Then at the age of 29, I received a challenge. A bewildering challenge at that. One that made no sense. An artist I met at a computer science conference challenged me to go to art school. It seemed like a crazy and irrational idea. Especially because I thought so little of art at the time. I was a man of science, engineering, and design science. Art, I thought, was fluffy, useless, bullshit. In fact, you may have noticed that I put the word “science” next to the word “design” a la Buckminster Fuller, as if to imply that the word design alone was somehow not good enough. “Why would a man of science, engineering, and design science stoop so low as to study art?” was the kind of thought I had back then. (Arrogant much?)

It took me over a year since receiving this challenge of conducting my own, *ahem* scientific, experiments and to gradually build the trust & respect necessary to empathize with artists. When I finally did, it also became clear that this was a challenge I could not refuse. I had to answer the challenge. Why? Because I realized that not answering the challenge meant continuing to live someone else’s life.

Living someone else’s life of rebellion didn’t give me a sense of comfort, but it did give me a sense of safety and that ever-so-desirable feeling that what I’m doing was “important work” that “mattered.” Yet, for better or for worse, I was no longer interested in safety or mattering. I was now interested in being honest with myself in ways I had never been. I was willing to break myself wide open to find out what the hell was inside me instead of continuing to chase after something outside of me because an influential figure had persuaded me into thinking that it was the right thing to do.

For better or for worse, that’s precisely what art and my 30s offered me. It forced me to face my deepest & darkest fears. It crushed every little belief and assumption I had developed over the years. It shook me to my core and took me places I’m both horrified and grateful to have been.

To be clear, I do not recommend this to anyone. I’ll spare you the details for now as I’m not quite ready to write about them just yet. Maybe give me another 10 years.

Above all, I say all this to set myself up to say “thank you” to all those who have stuck by my side throughout my 30s. That’s it really. Because it is through your grace that I’m still alive today both psychologically and physically. I will never forget that.

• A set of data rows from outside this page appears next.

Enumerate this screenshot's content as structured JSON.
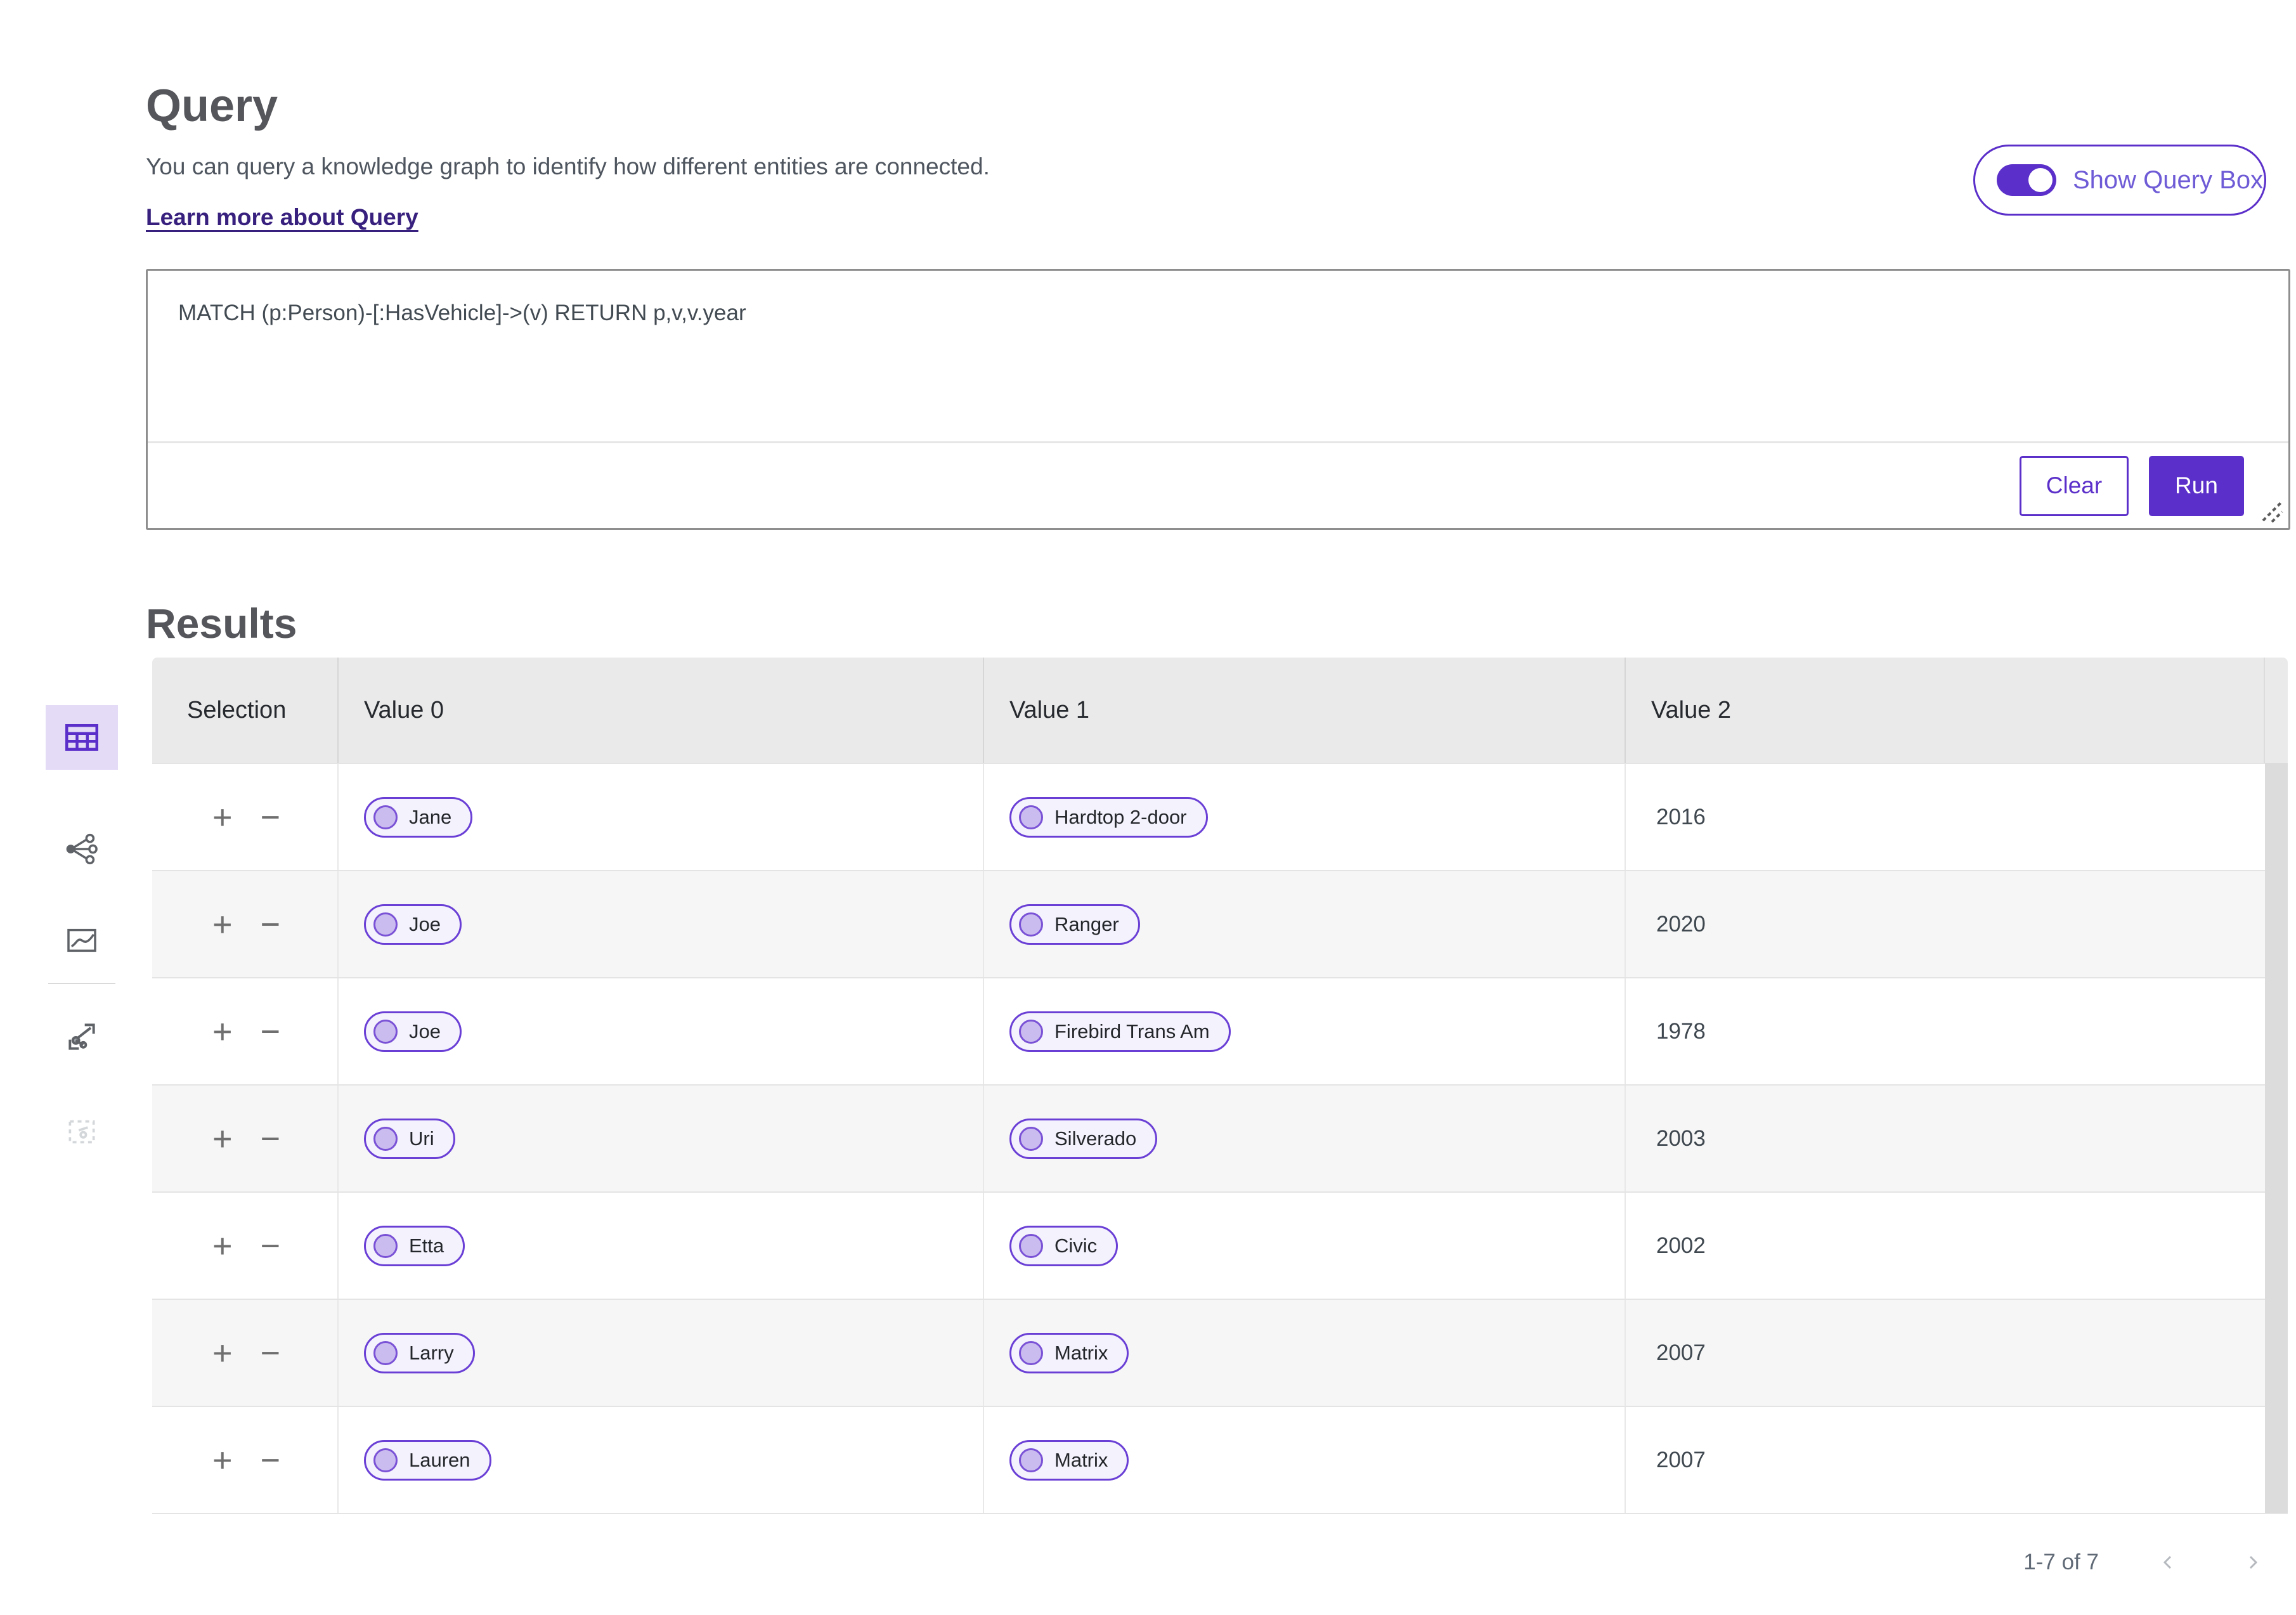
{
  "colors": {
    "accent": "#5b2fc9",
    "pill_border": "#6a3fd6",
    "pill_bg": "#f4f2fc",
    "link": "#38217e"
  },
  "header": {
    "title": "Query",
    "description": "You can query a knowledge graph to identify how different entities are connected.",
    "learn_more": "Learn more about Query",
    "toggle_label": "Show Query Box",
    "toggle_state": "on"
  },
  "query_panel": {
    "query": "MATCH (p:Person)-[:HasVehicle]->(v) RETURN p,v,v.year",
    "clear_label": "Clear",
    "run_label": "Run"
  },
  "sidebar": {
    "icons": [
      "table-view-icon",
      "graph-view-icon",
      "chart-view-icon",
      "graph-selection-icon",
      "empty-view-icon"
    ],
    "selected": "table-view-icon"
  },
  "results": {
    "title": "Results",
    "columns": [
      "Selection",
      "Value 0",
      "Value 1",
      "Value 2"
    ],
    "selection_symbols": {
      "add": "+",
      "remove": "−"
    },
    "rows": [
      {
        "value0": "Jane",
        "value1": "Hardtop 2-door",
        "value2": "2016"
      },
      {
        "value0": "Joe",
        "value1": "Ranger",
        "value2": "2020"
      },
      {
        "value0": "Joe",
        "value1": "Firebird Trans Am",
        "value2": "1978"
      },
      {
        "value0": "Uri",
        "value1": "Silverado",
        "value2": "2003"
      },
      {
        "value0": "Etta",
        "value1": "Civic",
        "value2": "2002"
      },
      {
        "value0": "Larry",
        "value1": "Matrix",
        "value2": "2007"
      },
      {
        "value0": "Lauren",
        "value1": "Matrix",
        "value2": "2007"
      }
    ],
    "pagination": {
      "range": "1-7 of 7"
    }
  }
}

You know who you are.

May you stay beautiful, always.

with warmth and curiosity,

slim
August 19th 2018

photo credit to Sue Langford

Hyper-Empathizing with Our Companies

When we, as parents, hyper-empathize with our children,
The children’s lives feel like our own.

Similarly,
When we, as founders, hyper-empathize with our companies,
the companies’ lives feel like our own.
So much so that we’re willing to sacrifice our health to keep them alive.

Sacrificing our health to keep our company alive
Can produce behaviors critical to the well-being of our company
In its early stages of development.

But as our company develops—as do our children—
Some of our “sacrificial” behaviors born out of care
Can also stifle its development,
Not to mention fuel our frustration, resentment, and disappointment,
As we can’t help but take everything personally,
When we hyper-empathize.

The 3 Basic States of Empathizing

Imagine two circles: self & other.

Not empathizing is them separated,
Empathizing is them intersecting,
Hyper-empathizing is them overlapping.

When we hyper-empathize,
we lose any boundary or distinctions between self vs other, and
our sense of identity becomes significantly affected.

A mother throwing herself in front of oncoming traffic
to save her child
is hyper-empathizing.
A business owner who feels like a failure
because her company has failed,
and kills herself,
is hyper-empathizing.

It’s important we learn the ability
to notice when hyper-empathizing works against us, so as
to choose another way of being.

Let us not unwillingly fall prey
to the whims of others.